Sure, no one expects a hot dog to be the healthiest thing at your barbecue. But before you chow down on your frankfurter sandwich — is it a sandwich? a taco? — you might want a little more information about what you’re ingesting. Is a hot dog really worse for you than a fat, juicy burger?
The truth about what’s inside those plastic-y casings isn’t as dark as you may have imagined — though there are certainly some health concerns involved. Most hot dog ingredients fit within a few simple categories. Here’s a rundown of ingredients you might find.
The type of meat differs depending on the dog, but you’ll typically find beef, pork, chicken, turkey or a combination of these different meats.
You might have noticed that some brands list these meats as “mechanically separated.” Your instinct might be screaming “ew!” — but in the case of pork, chicken and turkey, it’s really not that a big deal. Mechanical separation is the process by which companies use machines to remove meat closer to the bone. That means they need to kill fewer animals to generate the same number of frankfurters.
“From a reduction in food waste standpoint, mechanical separation likely does decrease waste,” Ginger Hultin, spokesperson for the Academy of Nutrition and Dietetics and owner of ChampagneNutrition told The Daily Meal via telephone. “But keep in mind that because of how hot dogs are made, they can be high in fat.” More fatty parts of the animal may be included.
You might be concerned about parts of the animal not typically eaten (bones, organs and byproducts) getting thrown into the mix. By law, mechanical separation cannot involve the grinding, crushing or pulverizing of bones. The bones must remain intact and are removed. Additionally, the U.S. Food Safety and Inspection Service mandates that organs and other byproducts be listed as a separate ingredient on the label. If there’s a kidney in your hot dog, the label has to disclose it.

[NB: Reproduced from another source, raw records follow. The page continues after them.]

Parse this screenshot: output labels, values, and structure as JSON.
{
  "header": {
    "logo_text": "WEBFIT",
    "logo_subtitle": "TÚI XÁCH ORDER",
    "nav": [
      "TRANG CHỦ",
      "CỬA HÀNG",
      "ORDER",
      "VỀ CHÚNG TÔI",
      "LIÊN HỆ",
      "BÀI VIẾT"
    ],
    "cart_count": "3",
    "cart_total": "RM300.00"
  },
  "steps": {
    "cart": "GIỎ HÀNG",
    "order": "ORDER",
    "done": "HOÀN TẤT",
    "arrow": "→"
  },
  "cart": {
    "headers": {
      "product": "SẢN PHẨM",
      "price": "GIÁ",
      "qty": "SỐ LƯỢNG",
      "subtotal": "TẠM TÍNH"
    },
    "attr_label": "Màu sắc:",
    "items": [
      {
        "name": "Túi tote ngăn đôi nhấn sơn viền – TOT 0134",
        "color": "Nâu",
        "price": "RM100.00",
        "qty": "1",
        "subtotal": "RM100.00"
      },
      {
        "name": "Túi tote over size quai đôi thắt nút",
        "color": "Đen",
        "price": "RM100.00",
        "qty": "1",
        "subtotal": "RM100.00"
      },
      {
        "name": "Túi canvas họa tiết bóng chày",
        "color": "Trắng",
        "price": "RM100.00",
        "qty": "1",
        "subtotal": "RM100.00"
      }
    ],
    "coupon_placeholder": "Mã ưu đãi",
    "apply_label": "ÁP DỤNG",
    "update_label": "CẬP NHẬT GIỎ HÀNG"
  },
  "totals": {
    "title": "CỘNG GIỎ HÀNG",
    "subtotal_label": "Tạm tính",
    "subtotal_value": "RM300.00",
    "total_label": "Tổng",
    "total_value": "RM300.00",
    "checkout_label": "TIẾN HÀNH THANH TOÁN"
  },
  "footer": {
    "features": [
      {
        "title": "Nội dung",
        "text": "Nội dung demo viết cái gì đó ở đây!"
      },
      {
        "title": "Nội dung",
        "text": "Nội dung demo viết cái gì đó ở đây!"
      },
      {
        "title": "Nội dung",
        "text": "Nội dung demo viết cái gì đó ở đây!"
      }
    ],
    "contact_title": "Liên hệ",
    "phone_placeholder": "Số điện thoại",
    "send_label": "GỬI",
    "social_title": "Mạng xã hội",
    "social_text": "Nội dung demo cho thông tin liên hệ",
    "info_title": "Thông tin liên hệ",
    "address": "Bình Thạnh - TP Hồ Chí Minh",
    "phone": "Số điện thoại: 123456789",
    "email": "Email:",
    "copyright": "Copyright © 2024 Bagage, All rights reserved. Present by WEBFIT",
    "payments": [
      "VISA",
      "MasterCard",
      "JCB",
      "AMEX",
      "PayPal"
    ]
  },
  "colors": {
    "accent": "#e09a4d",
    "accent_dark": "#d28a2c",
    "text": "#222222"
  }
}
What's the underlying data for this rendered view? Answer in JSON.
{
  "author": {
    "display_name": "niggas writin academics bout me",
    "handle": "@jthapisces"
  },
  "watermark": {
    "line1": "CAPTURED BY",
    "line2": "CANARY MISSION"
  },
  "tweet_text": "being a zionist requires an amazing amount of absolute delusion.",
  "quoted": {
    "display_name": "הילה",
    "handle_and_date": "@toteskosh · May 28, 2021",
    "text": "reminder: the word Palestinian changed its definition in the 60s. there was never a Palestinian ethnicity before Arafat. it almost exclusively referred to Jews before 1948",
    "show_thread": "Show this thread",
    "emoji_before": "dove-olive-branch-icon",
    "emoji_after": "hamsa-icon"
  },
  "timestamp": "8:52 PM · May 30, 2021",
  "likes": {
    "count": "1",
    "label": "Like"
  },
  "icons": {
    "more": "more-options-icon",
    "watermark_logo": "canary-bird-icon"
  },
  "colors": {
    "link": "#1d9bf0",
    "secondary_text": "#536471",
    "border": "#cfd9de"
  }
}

Mechanical separation of beef has been banned by the USDA since 2004 due to concerns about mad cow disease. Mechanically separated poultry has been deemed safe by the USDA since 1995, and hot dogs cannot be made of more than 20 percent mechanically separated pork.
Salt and preservatives
Salt and other preservatives are added to hot dogs in order to prevent bacteria growth. These are often in the form of nitrites (compounds used to cure meats) and nitrates (salt). You might see these listed as sodium nitrite, sodium erythorbate, lauric arginate or lactate/diacetate. Phosphates are also common; they are salts used to maintain moisture and flavor. Nitrates and nitrites can be caustic to your health when eaten in large quantities, which is why processed meats can be risky for your blood pressure. To avoid these health risks, Hultin advised looking for uncured hot dogs.
Sugars and sugar substitutes
Sugar and other carbohydrates are added to most hot dogs in order to enhance flavor. Dextrose and corn syrup, for example, are sugars, while sorbitol and maltodextrin are substitutes. Both of these substitutes are naturally occurring and safe. Maltodextrin is actually commonly used in the brewing of beer. Starches may also be added to preserve texture.
Spices and flavoring
Various spices and other compounds are used to add flavor. Smoke flavoring might be used, for instance, or beef stock, yeast extract or garlic. Smoke flavoring gives meat a ‘smoky’ taste without a grill. The rest of these ingredients are natural.
You can buy hot dogs that don’t have a casing, but it’s more about a preference of texture than health. Casings are either made with the lining of sheep intestine or with collagen (in the case of kosher hot dogs). Don’t freak out — people in many cultures eat sheep intestines/stomachs all the time, and do it safely. If listed, the ingredient will likely read “natural casing.”
Every hot dog brand is different. Some brands prioritize simplicity of ingredients, while others don’t mind adding more ingredients in for the sake of aesthetics or flavor. It’s really up to you to check the label of whatever wiener you buy to ensure you’re OK eating everything listed there. If you’re not sure where to start, here’s a comprehensive guide to the healthiest and unhealthiest store-bought hot dogs.